Records to use section start

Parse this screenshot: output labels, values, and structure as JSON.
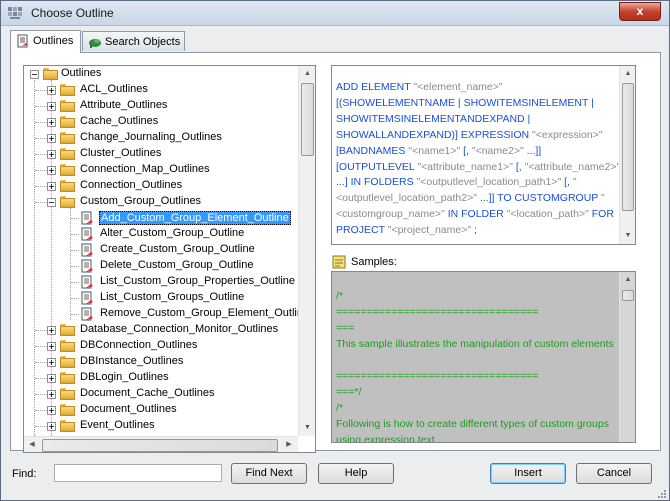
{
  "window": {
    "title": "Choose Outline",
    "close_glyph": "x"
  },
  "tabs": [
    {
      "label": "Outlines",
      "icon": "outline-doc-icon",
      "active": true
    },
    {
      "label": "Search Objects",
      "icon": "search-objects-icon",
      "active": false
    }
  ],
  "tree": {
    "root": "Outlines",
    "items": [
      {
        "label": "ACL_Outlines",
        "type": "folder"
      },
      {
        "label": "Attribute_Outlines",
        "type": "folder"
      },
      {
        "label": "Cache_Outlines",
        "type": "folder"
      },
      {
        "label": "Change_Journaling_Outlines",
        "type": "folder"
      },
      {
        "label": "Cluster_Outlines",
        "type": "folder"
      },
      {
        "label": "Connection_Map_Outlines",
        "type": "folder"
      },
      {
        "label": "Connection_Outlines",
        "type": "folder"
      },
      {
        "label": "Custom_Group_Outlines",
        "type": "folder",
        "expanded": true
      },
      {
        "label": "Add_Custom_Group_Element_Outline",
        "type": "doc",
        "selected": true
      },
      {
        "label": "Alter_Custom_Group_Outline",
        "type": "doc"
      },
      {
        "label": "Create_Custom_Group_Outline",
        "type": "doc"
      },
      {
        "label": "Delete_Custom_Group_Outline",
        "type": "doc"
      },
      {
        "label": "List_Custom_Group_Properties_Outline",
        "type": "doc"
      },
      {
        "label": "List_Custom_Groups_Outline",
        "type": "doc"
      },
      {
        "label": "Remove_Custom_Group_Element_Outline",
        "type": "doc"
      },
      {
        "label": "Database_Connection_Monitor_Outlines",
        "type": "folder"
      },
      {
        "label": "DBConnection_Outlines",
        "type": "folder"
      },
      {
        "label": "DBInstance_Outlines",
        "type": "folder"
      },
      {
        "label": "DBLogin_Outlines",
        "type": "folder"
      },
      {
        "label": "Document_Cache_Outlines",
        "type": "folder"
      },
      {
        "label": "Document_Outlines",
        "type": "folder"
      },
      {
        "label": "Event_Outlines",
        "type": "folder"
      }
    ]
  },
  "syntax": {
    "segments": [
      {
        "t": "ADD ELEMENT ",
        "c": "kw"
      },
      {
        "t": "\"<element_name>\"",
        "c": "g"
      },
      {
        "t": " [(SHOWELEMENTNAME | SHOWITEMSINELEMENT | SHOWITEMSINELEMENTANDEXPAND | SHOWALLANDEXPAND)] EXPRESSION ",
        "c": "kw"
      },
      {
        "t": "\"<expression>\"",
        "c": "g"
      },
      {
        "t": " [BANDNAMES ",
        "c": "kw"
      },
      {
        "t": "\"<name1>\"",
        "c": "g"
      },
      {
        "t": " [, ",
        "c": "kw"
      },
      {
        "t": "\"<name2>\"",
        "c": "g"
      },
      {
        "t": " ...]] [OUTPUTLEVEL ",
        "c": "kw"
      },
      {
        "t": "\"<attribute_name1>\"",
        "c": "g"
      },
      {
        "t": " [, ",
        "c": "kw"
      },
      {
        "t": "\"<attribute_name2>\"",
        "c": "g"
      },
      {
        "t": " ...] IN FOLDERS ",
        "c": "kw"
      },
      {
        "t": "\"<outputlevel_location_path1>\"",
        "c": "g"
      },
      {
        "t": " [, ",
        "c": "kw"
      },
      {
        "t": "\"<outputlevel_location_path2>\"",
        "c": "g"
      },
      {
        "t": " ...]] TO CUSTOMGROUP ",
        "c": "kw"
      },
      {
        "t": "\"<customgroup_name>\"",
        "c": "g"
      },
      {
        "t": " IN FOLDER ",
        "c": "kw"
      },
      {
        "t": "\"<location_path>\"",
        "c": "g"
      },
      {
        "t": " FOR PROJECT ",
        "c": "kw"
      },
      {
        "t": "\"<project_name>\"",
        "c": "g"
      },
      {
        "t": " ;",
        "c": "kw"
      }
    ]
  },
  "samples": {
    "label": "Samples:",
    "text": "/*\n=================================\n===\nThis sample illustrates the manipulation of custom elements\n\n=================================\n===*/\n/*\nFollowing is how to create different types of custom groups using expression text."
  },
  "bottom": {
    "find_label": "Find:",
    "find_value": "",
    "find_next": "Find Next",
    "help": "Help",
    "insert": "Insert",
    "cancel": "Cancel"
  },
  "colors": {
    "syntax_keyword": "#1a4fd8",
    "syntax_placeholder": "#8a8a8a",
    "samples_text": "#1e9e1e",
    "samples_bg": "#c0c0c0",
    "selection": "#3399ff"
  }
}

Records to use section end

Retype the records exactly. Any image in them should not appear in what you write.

Parse this screenshot: output labels, values, and structure as JSON.
{
  "window": {
    "title": "Choose Outline",
    "close_glyph": "x"
  },
  "tabs": [
    {
      "label": "Outlines",
      "icon": "outline-doc-icon",
      "active": true
    },
    {
      "label": "Search Objects",
      "icon": "search-objects-icon",
      "active": false
    }
  ],
  "tree": {
    "root": "Outlines",
    "items": [
      {
        "label": "ACL_Outlines",
        "type": "folder"
      },
      {
        "label": "Attribute_Outlines",
        "type": "folder"
      },
      {
        "label": "Cache_Outlines",
        "type": "folder"
      },
      {
        "label": "Change_Journaling_Outlines",
        "type": "folder"
      },
      {
        "label": "Cluster_Outlines",
        "type": "folder"
      },
      {
        "label": "Connection_Map_Outlines",
        "type": "folder"
      },
      {
        "label": "Connection_Outlines",
        "type": "folder"
      },
      {
        "label": "Custom_Group_Outlines",
        "type": "folder",
        "expanded": true
      },
      {
        "label": "Add_Custom_Group_Element_Outline",
        "type": "doc",
        "selected": true
      },
      {
        "label": "Alter_Custom_Group_Outline",
        "type": "doc"
      },
      {
        "label": "Create_Custom_Group_Outline",
        "type": "doc"
      },
      {
        "label": "Delete_Custom_Group_Outline",
        "type": "doc"
      },
      {
        "label": "List_Custom_Group_Properties_Outline",
        "type": "doc"
      },
      {
        "label": "List_Custom_Groups_Outline",
        "type": "doc"
      },
      {
        "label": "Remove_Custom_Group_Element_Outline",
        "type": "doc"
      },
      {
        "label": "Database_Connection_Monitor_Outlines",
        "type": "folder"
      },
      {
        "label": "DBConnection_Outlines",
        "type": "folder"
      },
      {
        "label": "DBInstance_Outlines",
        "type": "folder"
      },
      {
        "label": "DBLogin_Outlines",
        "type": "folder"
      },
      {
        "label": "Document_Cache_Outlines",
        "type": "folder"
      },
      {
        "label": "Document_Outlines",
        "type": "folder"
      },
      {
        "label": "Event_Outlines",
        "type": "folder"
      }
    ]
  },
  "syntax": {
    "segments": [
      {
        "t": "ADD ELEMENT ",
        "c": "kw"
      },
      {
        "t": "\"<element_name>\"",
        "c": "g"
      },
      {
        "t": " [(SHOWELEMENTNAME | SHOWITEMSINELEMENT | SHOWITEMSINELEMENTANDEXPAND | SHOWALLANDEXPAND)] EXPRESSION ",
        "c": "kw"
      },
      {
        "t": "\"<expression>\"",
        "c": "g"
      },
      {
        "t": " [BANDNAMES ",
        "c": "kw"
      },
      {
        "t": "\"<name1>\"",
        "c": "g"
      },
      {
        "t": " [, ",
        "c": "kw"
      },
      {
        "t": "\"<name2>\"",
        "c": "g"
      },
      {
        "t": " ...]] [OUTPUTLEVEL ",
        "c": "kw"
      },
      {
        "t": "\"<attribute_name1>\"",
        "c": "g"
      },
      {
        "t": " [, ",
        "c": "kw"
      },
      {
        "t": "\"<attribute_name2>\"",
        "c": "g"
      },
      {
        "t": " ...] IN FOLDERS ",
        "c": "kw"
      },
      {
        "t": "\"<outputlevel_location_path1>\"",
        "c": "g"
      },
      {
        "t": " [, ",
        "c": "kw"
      },
      {
        "t": "\"<outputlevel_location_path2>\"",
        "c": "g"
      },
      {
        "t": " ...]] TO CUSTOMGROUP ",
        "c": "kw"
      },
      {
        "t": "\"<customgroup_name>\"",
        "c": "g"
      },
      {
        "t": " IN FOLDER ",
        "c": "kw"
      },
      {
        "t": "\"<location_path>\"",
        "c": "g"
      },
      {
        "t": " FOR PROJECT ",
        "c": "kw"
      },
      {
        "t": "\"<project_name>\"",
        "c": "g"
      },
      {
        "t": " ;",
        "c": "kw"
      }
    ]
  },
  "samples": {
    "label": "Samples:",
    "text": "/*\n=================================\n===\nThis sample illustrates the manipulation of custom elements\n\n=================================\n===*/\n/*\nFollowing is how to create different types of custom groups using expression text."
  },
  "bottom": {
    "find_label": "Find:",
    "find_value": "",
    "find_next": "Find Next",
    "help": "Help",
    "insert": "Insert",
    "cancel": "Cancel"
  },
  "colors": {
    "syntax_keyword": "#1a4fd8",
    "syntax_placeholder": "#8a8a8a",
    "samples_text": "#1e9e1e",
    "samples_bg": "#c0c0c0",
    "selection": "#3399ff"
  }
}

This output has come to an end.